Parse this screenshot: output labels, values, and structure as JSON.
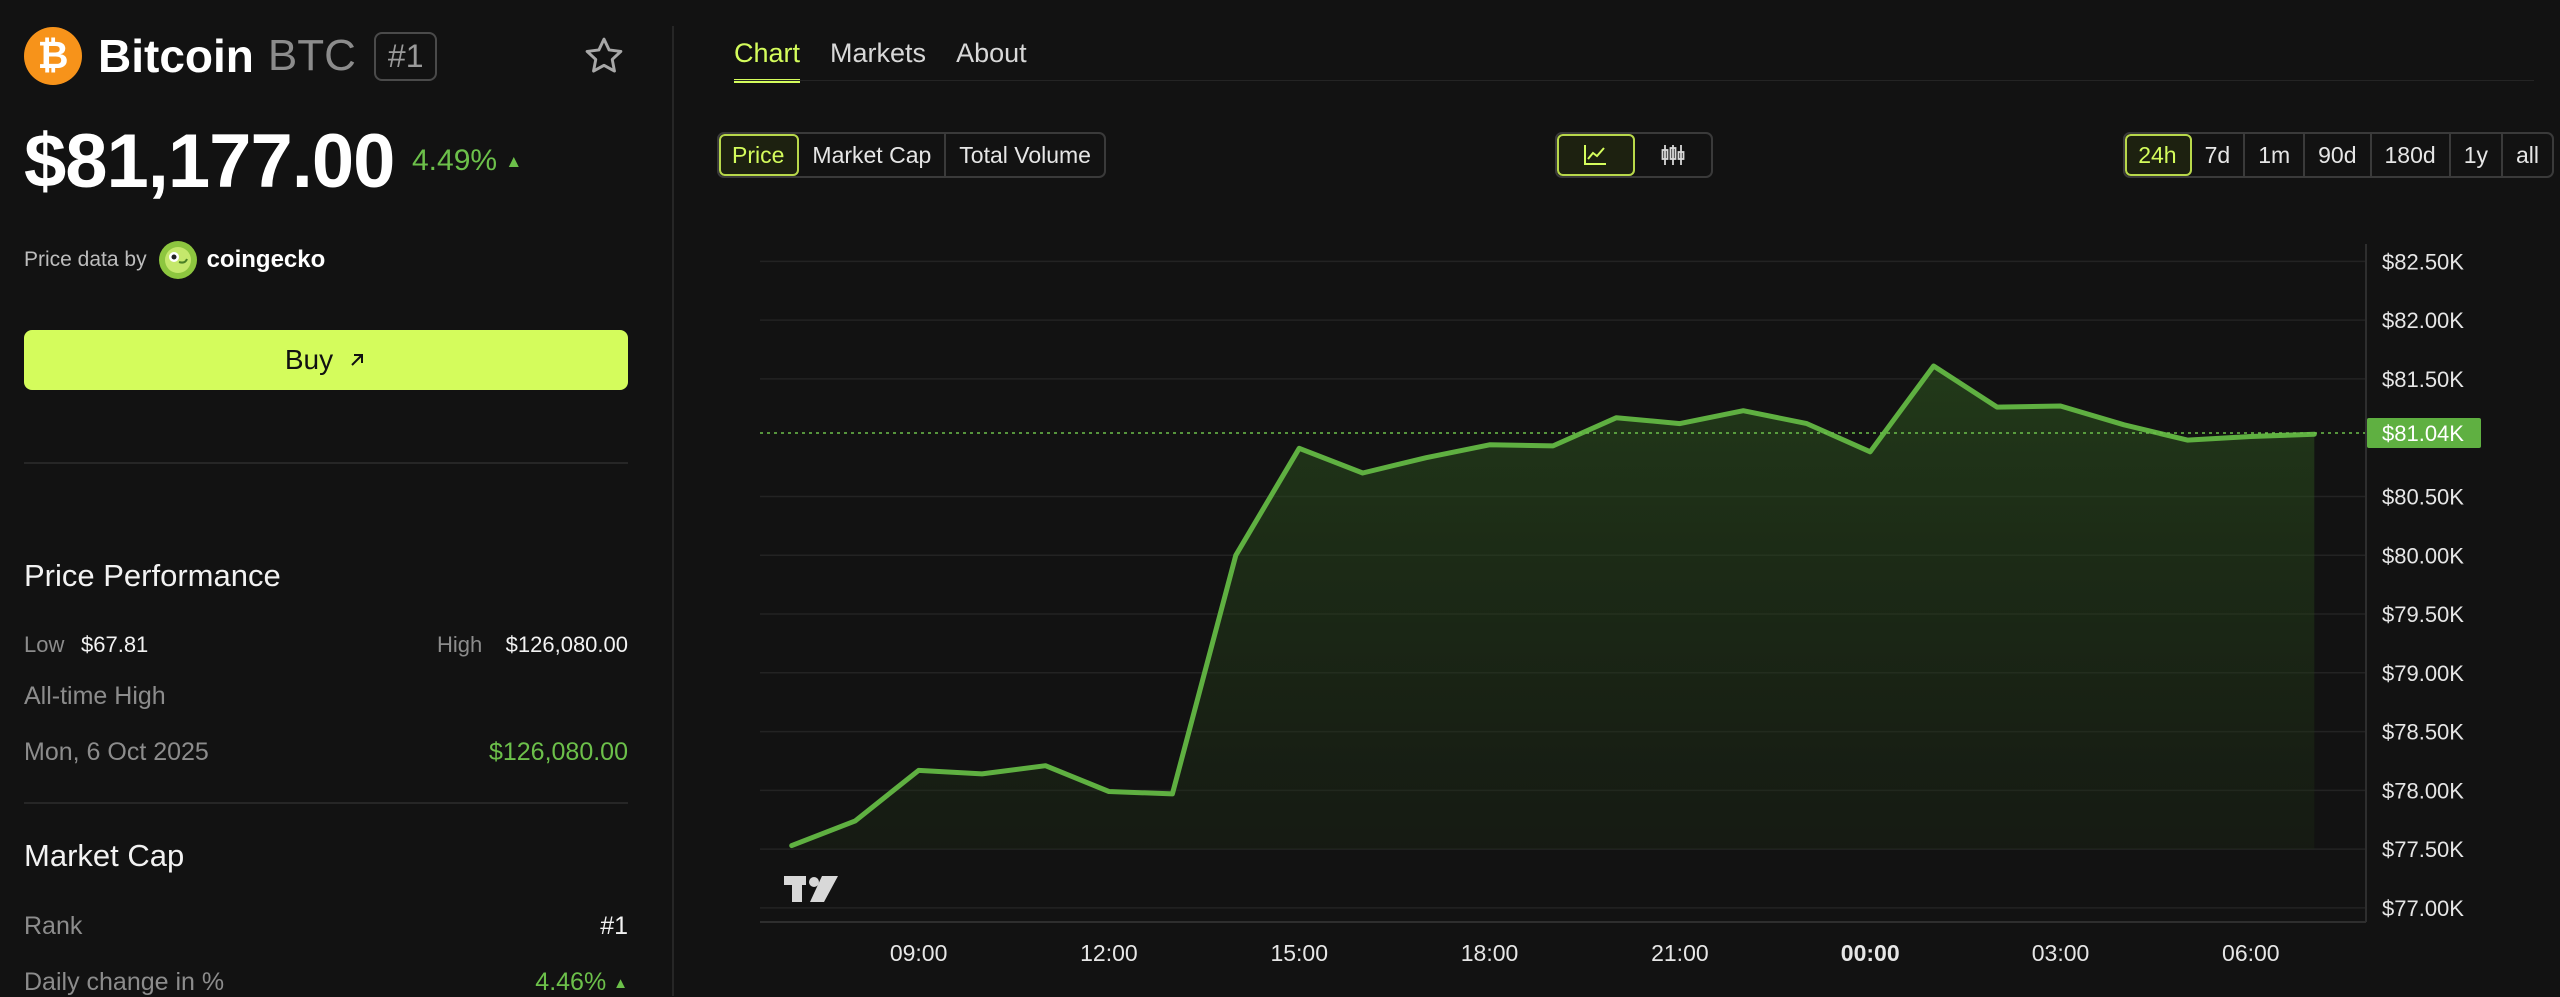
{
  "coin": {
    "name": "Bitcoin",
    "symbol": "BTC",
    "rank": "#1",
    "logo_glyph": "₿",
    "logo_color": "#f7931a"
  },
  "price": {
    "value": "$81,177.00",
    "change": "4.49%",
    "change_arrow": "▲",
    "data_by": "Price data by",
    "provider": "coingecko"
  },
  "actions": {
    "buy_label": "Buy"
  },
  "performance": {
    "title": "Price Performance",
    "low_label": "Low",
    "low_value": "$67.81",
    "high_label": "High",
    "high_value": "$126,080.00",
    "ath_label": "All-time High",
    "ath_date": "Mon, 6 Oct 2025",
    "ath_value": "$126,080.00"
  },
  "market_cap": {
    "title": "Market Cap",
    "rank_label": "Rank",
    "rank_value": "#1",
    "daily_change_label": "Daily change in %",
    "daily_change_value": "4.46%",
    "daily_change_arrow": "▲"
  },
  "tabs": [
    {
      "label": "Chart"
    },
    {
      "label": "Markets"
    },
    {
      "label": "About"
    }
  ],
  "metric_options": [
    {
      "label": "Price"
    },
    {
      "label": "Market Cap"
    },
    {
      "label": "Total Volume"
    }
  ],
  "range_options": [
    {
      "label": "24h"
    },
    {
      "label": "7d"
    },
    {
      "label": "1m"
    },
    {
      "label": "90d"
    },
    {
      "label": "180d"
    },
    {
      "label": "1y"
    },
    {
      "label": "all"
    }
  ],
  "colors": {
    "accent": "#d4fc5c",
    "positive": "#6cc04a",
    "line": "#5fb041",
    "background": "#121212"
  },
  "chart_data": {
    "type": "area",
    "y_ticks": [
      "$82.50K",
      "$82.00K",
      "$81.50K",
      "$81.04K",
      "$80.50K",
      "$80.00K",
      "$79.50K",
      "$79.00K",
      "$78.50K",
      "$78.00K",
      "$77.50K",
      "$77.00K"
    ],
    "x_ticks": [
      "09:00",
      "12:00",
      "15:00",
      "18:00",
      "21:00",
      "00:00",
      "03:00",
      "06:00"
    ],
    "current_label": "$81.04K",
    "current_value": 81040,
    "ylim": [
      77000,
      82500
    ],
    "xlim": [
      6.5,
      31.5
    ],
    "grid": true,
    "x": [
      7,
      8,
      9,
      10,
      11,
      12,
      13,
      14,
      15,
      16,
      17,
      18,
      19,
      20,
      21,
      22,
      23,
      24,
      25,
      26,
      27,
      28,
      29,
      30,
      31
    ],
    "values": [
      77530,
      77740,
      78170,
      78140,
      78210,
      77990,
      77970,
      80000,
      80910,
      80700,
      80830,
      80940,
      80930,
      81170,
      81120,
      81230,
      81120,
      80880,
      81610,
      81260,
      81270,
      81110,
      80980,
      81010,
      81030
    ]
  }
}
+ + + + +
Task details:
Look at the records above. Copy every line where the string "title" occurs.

Exercise output:
    "title": "Price Performance",
    "title": "Market Cap",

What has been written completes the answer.